Paul Younghusband visits Data Design Interactive and Artworld UK to reveal how they are going beyond gaming by leveraging their digital assets across many outlets.
For around 18 years Birmingham-based Data Design Interactive has been churning out top-notch games for some of the industry's most prestigious publishers. Working for Sony, Millennium, PSS, Psygnosis, Ocean and Infogrames on projects such as Pegasus Bridge, ROBOCOD, Rise of the Robots and Water World to name a few, Data Design has earned a reputation as one of the UK's top games developers. Their experience developing for the Spectrum, Amstrad, Amiga, Game Boy, PC, Sega Megadrive and, of course, the Playstation, put them in the perfect position to take advantage of the games industry's soaring popularity. But as we found out, the folks at Data Design have more than video games on their mind...
When Lego Media International approached Data Design to create their Lego Rock Raiders game the company knew that they would require a dedicated animation team. "That's when we set up Artworld UK, our sister company," says Rob Dorney, Head of Art Department. "We have a very good working environment here Data Design handles the game code, and Artworld handles the graphics and animation."
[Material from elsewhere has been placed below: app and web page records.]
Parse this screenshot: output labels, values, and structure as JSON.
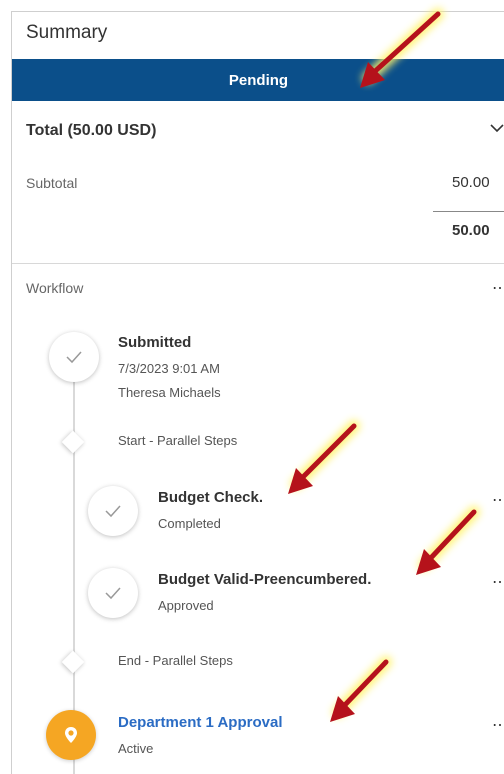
{
  "summary": {
    "title": "Summary",
    "status": "Pending",
    "total_label": "Total (50.00 USD)",
    "subtotal_label": "Subtotal",
    "subtotal_value": "50.00",
    "total_value": "50.00"
  },
  "workflow": {
    "label": "Workflow",
    "steps": [
      {
        "title": "Submitted",
        "line1": "7/3/2023 9:01 AM",
        "line2": "Theresa Michaels",
        "icon": "check-icon"
      },
      {
        "title": "Start - Parallel Steps",
        "icon": "diamond-icon"
      },
      {
        "title": "Budget Check.",
        "line1": "Completed",
        "icon": "check-icon"
      },
      {
        "title": "Budget Valid-Preencumbered.",
        "line1": "Approved",
        "icon": "check-icon"
      },
      {
        "title": "End - Parallel Steps",
        "icon": "diamond-icon"
      },
      {
        "title": "Department 1 Approval",
        "line1": "Active",
        "icon": "location-pin-icon"
      }
    ]
  },
  "colors": {
    "status_bar": "#0b4f8a",
    "active_step": "#f5a623",
    "link": "#2b6cc4",
    "annotation_arrow": "#b5121b",
    "annotation_glow": "#fff36b"
  }
}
And they "handle" it very well indeed. For the last four years Artworld has been producing some of the best game and game-related animation in the UK. But they haven't just stuck with game animation -- the company has a wide range of TV commercials, Websites and even comic books that they've produced as a result of their astounding animation for games. "We've built up a great relationship with Lego Media," says Dorney, "in total we must have competed more than 8 projects for them."
Building a Company with Lego Bricks
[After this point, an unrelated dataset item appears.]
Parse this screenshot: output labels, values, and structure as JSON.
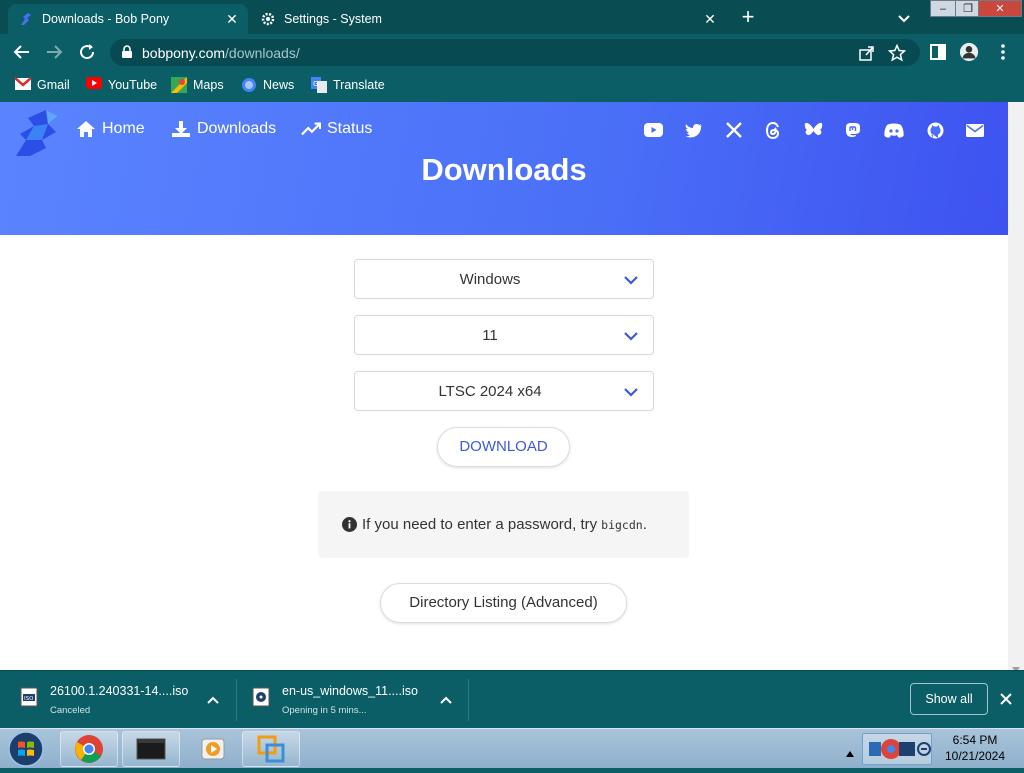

Artworld's work with the Lego brand has established them as a force to be reckoned with. After they completed the animation for the Lego Rock Raiders game, Lego was so impressed that they commissioned Artworld to create the animation for the television commercial too. Then the work started flooding in: Lego Racers, Lego Alpha Team, Lego Creator, Legoland introduction animation, Lego motion simulator rides, Lego comics and more. "Lego were so impressed with our work that they actually asked us to help design some of the actual Lego sets that were going to go on sale," Dorney recalls. "It was really great to see our work in plastic on the shelves at Toys R Us."
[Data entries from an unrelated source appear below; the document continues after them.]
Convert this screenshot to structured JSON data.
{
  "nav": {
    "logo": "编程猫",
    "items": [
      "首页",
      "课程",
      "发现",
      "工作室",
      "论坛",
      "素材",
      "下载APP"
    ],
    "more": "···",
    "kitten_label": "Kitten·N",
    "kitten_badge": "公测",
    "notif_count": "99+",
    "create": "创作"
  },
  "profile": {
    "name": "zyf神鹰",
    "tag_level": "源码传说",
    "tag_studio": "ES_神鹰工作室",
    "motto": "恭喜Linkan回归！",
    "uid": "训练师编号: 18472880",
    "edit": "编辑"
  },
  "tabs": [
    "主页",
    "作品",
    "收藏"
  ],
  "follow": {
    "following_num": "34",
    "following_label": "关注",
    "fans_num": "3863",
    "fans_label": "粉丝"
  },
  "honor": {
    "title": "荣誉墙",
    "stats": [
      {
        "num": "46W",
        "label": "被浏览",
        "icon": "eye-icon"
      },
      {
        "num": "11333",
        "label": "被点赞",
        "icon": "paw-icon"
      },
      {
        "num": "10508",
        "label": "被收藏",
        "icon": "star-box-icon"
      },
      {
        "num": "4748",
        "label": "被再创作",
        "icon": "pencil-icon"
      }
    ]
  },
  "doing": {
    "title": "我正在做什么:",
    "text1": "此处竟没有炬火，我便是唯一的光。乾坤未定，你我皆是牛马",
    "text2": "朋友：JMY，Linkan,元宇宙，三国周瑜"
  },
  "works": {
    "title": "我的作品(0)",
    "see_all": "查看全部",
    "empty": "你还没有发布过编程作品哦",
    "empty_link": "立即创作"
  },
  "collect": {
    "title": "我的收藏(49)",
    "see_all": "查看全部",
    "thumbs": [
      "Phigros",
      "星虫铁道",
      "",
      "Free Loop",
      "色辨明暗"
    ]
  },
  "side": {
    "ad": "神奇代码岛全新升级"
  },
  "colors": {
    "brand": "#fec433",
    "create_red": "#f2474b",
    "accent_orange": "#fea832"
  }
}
So why does international toy giant Lego keep coming back to Artworld? "I think it's because they trust us with their intellectual properties," explains Dorney. "Their brand is the core of their business -- it's the key to their success. Everyone knows Lego. They feel that we portray their brand in a way that works for them. The character that we put into the characters and the way we tell stories about them obviously works. We seem to be on the same wavelength. We know what they want. And we get it right the first time."
Taking Animation Beyond Plastic Bricks
Artworld's work with Lego has led to them producing animation for other game developers too. In an astounding sequence created for the upcoming game WW2, Artworld recreated the D-Day landings in 3D. "That type of work is particularly challenging," Dorney states. "It's amazing how complex a sequence like that is. If you watch Saving Private Ryan, which features a similar scene, you'll see that everyone in the scene is doing something -- everywhere you look someone is being shot, or a mine is exploding. We had to recreate that nightmarish sense of busyness...and we had to do it in 6 weeks with only 11 people." And what's more, Artworld has yet to make use of motion-capture in a project. Using ingenious bits of programming the scene is pulled off with amazing believability.
The Digital Bridge
Because the work that Artworld does is 3D, they can use the fact technology to apply this 3D to Lego's different types of projects while cutting costs and maximizing efficiency. "It's really quite simple," Dorney says. "We can use the same 3D models and textures in a number of projects. We just build high-resolution models to start with and downgrade them for use in the games. We then use the higher quality models for the print and TV work." This way Artworld can apply their work to a variety of outlets for maximum return -- and the fact that their sister company, Data Design, is a games company takes this one step further. Not only can the two companies provide excellent games complete with top quality animation, but they can do the packaging, the TV commercial and even the Website.
"We're really interested in doing more Websites," Dorney confesses. "We've done Web work for Kinder Surprise, Gubble and Hot Foot. We're very excited about the Macromedia Flash format and are really pushing it to see how far we can go. It's great to take our 3D and animation and make use of the same tools and techniques to create work for a different medium. We've done a lot of animation and 3D graphics for comics and packaging -- creating interactive Internet solutions seems like a natural extension of that work."
You Ain't Seen Nothin' Yet
Despite Data Design's 18 years in business, and Artworld's 4 years providing graphics and animation, it is clear that both are set for bigger and better things. As for what those things are, they're keeping very quiet. "We're doing a TV series for Winchester Television," Dorney reveals. "And I'm sure you'll see a Playstation 2 title from us next year too." And more Lego projects? Predictably, Dorney is being secretive. But it's clear that when Lego does decide to create another game, TV commercial or even another motion simulator ride, they'll know where to go. Straight up the M5 and into Birmingham city center. I'm sure someone there will be able to help them!
Paul Younghusband is editor-in-chief of Visual Magic Magazine, a publication focusing on the 3D graphics and digital effects industries.